Deduction Influence Character Solution When he sees that he has let down the British Officers, and that his leadership is a poor show, he weeps. Reduction Influence Character Symptom Jack is a problem for Ralph because his hunting reduces the number of boys available for the fire.
Then it becomes permanent, when he starts his own tribe. Production Influence Character Response Jack wants his tribe to focus on the dances and feasts—his goal is to make the island fun. Doing Influence Character Benchmark Jack begins with a base mindset—he wants his choir to be an army or hunters. But then he dedicates himself to hunting. He applies more and more paint to his face and body.
Influence Character Throughline Synopsis Jack sees the island as an opportunity to play out his childhood fantasies of being a hunter. However, on his first attempt to kill a pig, he is unable to bring himself to kill. He then throws himself into the task of becoming a hunter, and eventually becomes very skilled. Along the way, he realizes that the ability to provide meat also gives him the ability to draw boys away from Ralph, whom he hates for being elected Chief. He quickly takes that power too far, forming his own tribe that acts on its more primal instincts of hunting, sacrifice and dictatorship.

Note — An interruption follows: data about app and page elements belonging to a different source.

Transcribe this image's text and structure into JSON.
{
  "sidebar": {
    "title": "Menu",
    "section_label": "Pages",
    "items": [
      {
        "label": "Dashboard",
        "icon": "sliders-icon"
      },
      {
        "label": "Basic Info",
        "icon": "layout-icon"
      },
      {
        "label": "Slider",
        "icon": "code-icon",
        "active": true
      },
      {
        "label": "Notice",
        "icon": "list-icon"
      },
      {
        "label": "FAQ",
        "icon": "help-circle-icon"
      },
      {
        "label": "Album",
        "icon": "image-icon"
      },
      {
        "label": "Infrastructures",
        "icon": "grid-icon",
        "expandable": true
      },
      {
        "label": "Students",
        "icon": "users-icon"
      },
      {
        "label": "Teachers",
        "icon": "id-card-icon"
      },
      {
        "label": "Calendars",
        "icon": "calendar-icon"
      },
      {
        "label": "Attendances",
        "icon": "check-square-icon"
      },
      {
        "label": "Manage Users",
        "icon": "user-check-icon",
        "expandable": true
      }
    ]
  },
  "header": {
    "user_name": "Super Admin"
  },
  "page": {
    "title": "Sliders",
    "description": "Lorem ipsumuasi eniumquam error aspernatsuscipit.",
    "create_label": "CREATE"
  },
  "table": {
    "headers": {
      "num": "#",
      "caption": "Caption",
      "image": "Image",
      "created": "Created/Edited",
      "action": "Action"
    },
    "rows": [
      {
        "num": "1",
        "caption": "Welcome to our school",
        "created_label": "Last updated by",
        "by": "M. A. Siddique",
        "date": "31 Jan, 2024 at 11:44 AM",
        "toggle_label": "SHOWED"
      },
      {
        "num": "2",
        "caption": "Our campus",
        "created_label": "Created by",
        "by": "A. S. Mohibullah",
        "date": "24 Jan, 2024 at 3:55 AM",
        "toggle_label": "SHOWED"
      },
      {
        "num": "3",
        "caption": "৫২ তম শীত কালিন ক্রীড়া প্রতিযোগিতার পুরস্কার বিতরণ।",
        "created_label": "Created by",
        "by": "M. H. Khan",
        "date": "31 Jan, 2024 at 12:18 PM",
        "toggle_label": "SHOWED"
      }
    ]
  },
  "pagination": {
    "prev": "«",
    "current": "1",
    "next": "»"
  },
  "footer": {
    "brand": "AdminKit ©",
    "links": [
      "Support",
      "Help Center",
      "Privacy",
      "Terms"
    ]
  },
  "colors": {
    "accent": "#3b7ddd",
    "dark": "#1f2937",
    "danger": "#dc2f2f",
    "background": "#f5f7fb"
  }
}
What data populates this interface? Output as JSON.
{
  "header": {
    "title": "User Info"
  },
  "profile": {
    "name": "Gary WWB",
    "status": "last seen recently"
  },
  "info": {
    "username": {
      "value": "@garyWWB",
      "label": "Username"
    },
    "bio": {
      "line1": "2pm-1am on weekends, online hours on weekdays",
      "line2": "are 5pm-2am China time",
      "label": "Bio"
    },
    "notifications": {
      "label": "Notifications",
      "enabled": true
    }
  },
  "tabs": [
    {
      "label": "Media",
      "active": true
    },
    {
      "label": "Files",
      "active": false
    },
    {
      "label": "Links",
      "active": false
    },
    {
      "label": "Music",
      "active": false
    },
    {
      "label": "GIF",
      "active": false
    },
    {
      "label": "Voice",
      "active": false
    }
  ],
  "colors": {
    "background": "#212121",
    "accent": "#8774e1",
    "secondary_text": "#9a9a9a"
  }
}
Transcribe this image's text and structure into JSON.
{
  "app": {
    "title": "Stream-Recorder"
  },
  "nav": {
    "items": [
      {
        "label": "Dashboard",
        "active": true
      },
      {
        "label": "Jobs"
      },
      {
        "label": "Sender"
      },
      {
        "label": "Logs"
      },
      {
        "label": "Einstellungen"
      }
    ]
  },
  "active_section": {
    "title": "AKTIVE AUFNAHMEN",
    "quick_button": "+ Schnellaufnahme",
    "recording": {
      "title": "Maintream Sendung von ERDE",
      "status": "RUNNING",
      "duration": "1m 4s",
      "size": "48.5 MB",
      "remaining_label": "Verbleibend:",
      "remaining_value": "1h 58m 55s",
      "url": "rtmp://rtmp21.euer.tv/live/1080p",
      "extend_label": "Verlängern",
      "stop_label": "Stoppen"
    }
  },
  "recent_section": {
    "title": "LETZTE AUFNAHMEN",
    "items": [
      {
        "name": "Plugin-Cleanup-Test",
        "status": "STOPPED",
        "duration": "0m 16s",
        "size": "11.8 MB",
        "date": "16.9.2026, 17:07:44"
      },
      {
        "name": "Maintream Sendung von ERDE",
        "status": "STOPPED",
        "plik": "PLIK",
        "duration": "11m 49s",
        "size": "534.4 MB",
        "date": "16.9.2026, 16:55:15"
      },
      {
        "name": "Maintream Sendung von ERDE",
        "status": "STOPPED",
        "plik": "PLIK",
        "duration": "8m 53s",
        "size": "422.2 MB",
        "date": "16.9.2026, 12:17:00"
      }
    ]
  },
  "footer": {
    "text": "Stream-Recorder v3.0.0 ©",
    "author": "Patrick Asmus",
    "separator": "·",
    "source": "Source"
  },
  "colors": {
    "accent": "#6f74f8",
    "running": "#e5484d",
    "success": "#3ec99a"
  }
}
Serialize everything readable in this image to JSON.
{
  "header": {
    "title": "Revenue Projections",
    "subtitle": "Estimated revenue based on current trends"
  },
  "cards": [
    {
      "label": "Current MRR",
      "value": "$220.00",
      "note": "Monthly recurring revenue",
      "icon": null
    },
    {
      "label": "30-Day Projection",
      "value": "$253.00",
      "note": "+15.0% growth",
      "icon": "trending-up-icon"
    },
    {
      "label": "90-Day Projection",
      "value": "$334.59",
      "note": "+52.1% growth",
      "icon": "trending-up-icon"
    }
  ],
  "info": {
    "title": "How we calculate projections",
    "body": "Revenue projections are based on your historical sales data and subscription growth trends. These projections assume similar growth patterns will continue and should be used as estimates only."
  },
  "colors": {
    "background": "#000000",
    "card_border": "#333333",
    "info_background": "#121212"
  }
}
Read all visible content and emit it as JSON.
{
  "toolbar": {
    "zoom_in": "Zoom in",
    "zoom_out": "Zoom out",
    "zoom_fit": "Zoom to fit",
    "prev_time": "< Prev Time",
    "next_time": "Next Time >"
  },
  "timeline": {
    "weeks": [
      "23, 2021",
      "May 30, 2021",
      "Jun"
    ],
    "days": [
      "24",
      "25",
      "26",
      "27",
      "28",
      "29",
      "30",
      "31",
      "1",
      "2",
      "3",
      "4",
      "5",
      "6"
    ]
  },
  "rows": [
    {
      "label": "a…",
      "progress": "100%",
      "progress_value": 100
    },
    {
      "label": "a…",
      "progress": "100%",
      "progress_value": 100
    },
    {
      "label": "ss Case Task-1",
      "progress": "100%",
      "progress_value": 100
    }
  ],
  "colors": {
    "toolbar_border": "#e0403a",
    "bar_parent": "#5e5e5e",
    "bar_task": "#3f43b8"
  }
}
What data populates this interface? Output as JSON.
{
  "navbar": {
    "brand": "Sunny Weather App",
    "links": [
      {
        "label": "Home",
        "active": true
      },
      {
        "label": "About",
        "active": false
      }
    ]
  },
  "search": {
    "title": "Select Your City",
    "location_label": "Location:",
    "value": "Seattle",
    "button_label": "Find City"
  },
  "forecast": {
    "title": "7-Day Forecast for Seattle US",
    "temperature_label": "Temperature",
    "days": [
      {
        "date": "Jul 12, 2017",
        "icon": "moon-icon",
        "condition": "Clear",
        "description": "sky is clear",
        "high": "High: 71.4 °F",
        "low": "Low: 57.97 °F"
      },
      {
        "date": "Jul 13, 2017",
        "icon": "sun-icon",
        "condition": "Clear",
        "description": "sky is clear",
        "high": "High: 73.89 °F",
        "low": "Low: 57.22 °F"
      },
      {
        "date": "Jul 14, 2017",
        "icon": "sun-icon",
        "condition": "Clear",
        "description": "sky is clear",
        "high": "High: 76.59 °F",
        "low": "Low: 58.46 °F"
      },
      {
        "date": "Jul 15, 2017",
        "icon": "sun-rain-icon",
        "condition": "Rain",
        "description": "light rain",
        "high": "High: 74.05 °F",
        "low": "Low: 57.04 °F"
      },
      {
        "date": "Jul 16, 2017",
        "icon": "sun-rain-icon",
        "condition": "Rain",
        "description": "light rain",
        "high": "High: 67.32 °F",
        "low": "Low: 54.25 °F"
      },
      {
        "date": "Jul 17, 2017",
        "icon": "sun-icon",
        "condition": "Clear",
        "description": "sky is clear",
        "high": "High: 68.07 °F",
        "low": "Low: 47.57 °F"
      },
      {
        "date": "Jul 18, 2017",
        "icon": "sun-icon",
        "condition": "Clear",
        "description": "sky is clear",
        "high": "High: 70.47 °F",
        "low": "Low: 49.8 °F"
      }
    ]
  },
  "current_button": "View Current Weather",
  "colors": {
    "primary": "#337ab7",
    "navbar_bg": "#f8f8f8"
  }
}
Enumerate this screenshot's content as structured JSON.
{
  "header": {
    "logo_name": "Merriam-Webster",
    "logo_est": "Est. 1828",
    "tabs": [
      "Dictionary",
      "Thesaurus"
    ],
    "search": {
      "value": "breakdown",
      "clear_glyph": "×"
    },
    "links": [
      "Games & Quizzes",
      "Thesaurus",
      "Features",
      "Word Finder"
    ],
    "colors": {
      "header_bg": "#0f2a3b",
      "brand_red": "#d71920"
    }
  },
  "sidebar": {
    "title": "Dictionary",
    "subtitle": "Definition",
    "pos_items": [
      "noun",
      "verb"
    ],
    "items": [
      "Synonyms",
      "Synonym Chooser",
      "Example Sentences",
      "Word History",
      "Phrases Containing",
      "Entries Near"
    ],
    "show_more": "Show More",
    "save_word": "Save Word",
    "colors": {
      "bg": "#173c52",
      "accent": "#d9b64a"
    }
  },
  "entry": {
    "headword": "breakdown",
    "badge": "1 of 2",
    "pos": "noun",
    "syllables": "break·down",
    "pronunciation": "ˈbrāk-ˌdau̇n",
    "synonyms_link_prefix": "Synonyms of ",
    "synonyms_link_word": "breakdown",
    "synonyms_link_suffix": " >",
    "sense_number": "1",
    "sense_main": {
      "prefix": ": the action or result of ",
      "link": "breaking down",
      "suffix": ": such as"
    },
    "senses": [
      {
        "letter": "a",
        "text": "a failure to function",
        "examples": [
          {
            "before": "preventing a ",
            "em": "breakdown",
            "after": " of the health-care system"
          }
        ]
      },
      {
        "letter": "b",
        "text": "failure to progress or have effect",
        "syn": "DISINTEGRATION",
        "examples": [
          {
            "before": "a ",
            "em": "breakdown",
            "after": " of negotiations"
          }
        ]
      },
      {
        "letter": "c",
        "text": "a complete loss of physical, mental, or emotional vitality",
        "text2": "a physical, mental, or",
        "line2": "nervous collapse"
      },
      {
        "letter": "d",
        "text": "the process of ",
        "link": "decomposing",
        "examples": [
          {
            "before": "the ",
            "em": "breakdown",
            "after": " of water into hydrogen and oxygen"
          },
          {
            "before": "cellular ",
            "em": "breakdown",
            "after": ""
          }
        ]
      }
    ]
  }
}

Ralph is focused only on rescue and the fire. All you can talk about is pig, pig, pig! When Ralph is alone with his small tribe, when he is focused on leading: Jack cannot stay focussed on what is needed now: Investigation Relationship Story Issue Investigation is at the heart of their relationship. In Chapter 1, they investigate the island together and become friends because of it. Later, the investigation of Castle Rock is their most harmonious activity—Ralph is the leader, but Jack is called upon because of his skill and knowledge.
But then the late night investigation into the Beast near the fire is the final straw that severs their relationship. Ralph is too dismissive of the power of hunting and meat, and it eventually draws all the boys to Jack. Jack is too dismissive of the need for the fire, even though it is the only way to signal to a ship.